Applications may be made (a) for permission to convene meetings of members and/or creditors of the UK merging company under Regulation 11 CBMR; and (b) for a pre-merger certificate pursuant to regulation 6 CBMR.
London barrister Andrew Thornton of Erskine Chambers has commented that this means the potential adverse impact of a cross-border merger on the employees or creditors of a UK merging company will need to be addressed in the evidence produced to the court in more detail and at an earlier stage than was previously the case. This is particularly so where, post-merger, the surviving company might not have any ongoing link with the UK and/or where there might be questions as to the enforceability of UK court or tribunal judgments.
He also points out that the note defines "creditors" broadly, including various types of creditors that might not appear obvious at first sight, such as prospective and contingent creditors.

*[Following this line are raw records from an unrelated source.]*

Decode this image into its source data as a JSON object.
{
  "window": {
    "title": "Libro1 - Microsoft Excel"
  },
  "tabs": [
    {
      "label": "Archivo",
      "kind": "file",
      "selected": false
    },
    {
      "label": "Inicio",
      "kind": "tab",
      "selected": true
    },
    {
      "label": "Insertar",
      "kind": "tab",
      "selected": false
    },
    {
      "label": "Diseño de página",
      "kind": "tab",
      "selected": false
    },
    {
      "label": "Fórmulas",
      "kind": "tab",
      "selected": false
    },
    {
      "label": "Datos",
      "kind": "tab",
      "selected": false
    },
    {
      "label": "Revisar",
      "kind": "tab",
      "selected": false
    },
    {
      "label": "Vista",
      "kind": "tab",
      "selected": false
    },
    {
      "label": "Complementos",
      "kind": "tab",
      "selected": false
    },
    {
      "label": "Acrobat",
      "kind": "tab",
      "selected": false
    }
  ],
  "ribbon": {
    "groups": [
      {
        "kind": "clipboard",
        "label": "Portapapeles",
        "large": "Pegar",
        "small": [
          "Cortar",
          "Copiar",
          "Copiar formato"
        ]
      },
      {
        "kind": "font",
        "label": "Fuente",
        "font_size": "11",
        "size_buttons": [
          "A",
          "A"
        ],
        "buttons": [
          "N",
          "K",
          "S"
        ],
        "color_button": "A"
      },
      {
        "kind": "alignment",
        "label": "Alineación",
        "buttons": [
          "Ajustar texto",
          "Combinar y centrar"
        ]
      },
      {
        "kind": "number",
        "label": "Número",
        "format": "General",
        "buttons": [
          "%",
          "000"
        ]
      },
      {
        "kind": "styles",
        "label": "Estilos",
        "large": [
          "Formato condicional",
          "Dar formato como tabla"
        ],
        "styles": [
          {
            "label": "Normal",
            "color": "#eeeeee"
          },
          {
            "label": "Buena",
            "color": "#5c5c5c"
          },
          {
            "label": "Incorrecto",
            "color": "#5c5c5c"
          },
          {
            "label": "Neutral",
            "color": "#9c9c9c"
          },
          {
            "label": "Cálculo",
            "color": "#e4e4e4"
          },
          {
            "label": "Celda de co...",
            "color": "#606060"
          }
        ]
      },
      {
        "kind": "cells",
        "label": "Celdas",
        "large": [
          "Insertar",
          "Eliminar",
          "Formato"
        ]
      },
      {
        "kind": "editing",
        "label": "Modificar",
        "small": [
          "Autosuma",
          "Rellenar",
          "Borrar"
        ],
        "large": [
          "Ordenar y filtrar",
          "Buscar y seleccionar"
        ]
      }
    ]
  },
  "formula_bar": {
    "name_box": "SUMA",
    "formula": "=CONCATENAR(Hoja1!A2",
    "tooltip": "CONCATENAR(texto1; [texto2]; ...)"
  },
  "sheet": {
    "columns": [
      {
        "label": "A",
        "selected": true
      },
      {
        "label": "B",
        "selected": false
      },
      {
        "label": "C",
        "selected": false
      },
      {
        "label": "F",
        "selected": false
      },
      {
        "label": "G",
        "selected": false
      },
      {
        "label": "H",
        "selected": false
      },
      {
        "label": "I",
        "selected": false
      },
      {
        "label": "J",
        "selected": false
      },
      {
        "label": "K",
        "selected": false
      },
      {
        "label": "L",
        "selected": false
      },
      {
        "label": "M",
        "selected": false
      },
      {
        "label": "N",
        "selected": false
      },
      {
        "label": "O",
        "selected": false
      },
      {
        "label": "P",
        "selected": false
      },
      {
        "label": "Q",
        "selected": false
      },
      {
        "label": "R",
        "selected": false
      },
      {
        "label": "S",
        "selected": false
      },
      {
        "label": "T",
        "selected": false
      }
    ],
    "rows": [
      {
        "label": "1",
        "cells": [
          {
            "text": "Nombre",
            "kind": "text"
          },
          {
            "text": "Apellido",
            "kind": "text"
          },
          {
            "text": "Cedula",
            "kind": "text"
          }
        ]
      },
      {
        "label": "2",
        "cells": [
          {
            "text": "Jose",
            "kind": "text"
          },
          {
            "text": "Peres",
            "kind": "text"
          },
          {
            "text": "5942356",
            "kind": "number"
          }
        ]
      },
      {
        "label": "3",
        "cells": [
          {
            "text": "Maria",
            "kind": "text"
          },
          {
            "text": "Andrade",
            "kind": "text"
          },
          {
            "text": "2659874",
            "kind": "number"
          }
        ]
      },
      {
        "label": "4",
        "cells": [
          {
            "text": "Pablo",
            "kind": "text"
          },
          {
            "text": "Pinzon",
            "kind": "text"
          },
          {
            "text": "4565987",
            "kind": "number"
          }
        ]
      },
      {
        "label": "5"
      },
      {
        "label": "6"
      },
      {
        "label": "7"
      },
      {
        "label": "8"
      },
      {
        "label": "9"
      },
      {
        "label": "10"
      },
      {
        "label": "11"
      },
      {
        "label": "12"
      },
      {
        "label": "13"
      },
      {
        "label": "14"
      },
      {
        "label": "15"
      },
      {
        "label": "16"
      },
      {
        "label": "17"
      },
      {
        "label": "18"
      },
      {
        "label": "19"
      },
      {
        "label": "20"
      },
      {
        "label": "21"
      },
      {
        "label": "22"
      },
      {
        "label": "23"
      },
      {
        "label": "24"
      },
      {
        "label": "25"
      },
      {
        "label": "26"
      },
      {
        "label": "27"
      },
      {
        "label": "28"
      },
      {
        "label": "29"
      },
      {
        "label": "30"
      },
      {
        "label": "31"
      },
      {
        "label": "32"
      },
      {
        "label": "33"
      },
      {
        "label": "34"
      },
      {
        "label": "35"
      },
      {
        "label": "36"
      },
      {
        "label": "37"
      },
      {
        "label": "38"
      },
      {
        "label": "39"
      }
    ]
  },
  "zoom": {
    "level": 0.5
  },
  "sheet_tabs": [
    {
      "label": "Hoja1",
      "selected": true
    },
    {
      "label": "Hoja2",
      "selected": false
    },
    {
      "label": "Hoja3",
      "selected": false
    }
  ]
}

Background: Section 6 CBMR provides that a UK merging company may apply to the court for an order that the company has completed properly the pre-merger acts and formalities for the cross-border merger. This order is referred to as a pre-merger certificate and such applications are heard by an Insolvency and Companies Court (ICC) judge. The court may not grant a pre-merger certificate unless the pre-merger requirements have been "completed properly". Until recently, ICC judges have focused on questions around solvency and whether the merging company should have sought permission to convene a creditors' meeting to consider the impact of the merger on creditors. Where it has been clear that the merged company would be solvent after the merger, no creditors' meeting has been called. Where the merged company's solvency would be in doubt, merging companies have generally put in place parent company support or other creditor protection measures to avoid having to convene a creditors' meeting.
What has changed? With Brexit in prospect, there has been an increase in cross-border merger applications and this in turn has led the court to consider what impact, if any, Brexit may have. In particular, the court has been concerned about the potential adverse impact on employees or creditors of a UK merging company. The new note therefore makes it clear that at the hearing of an application, the court will consider the question of creditor and employee protection. This will be the case at applications for permission to convene, and at applications for a pre-merger certificate. "Creditors" is broadly defined and may include any party who is owed a debt, including prospective and contingent debts, employees, policyholders, pension rights holders, and others. The note requires the evidence to address the position of creditors of the UK merging company, the effect of the merger upon them, including issues arising from Brexit, if any, and any proposals to protect their interests.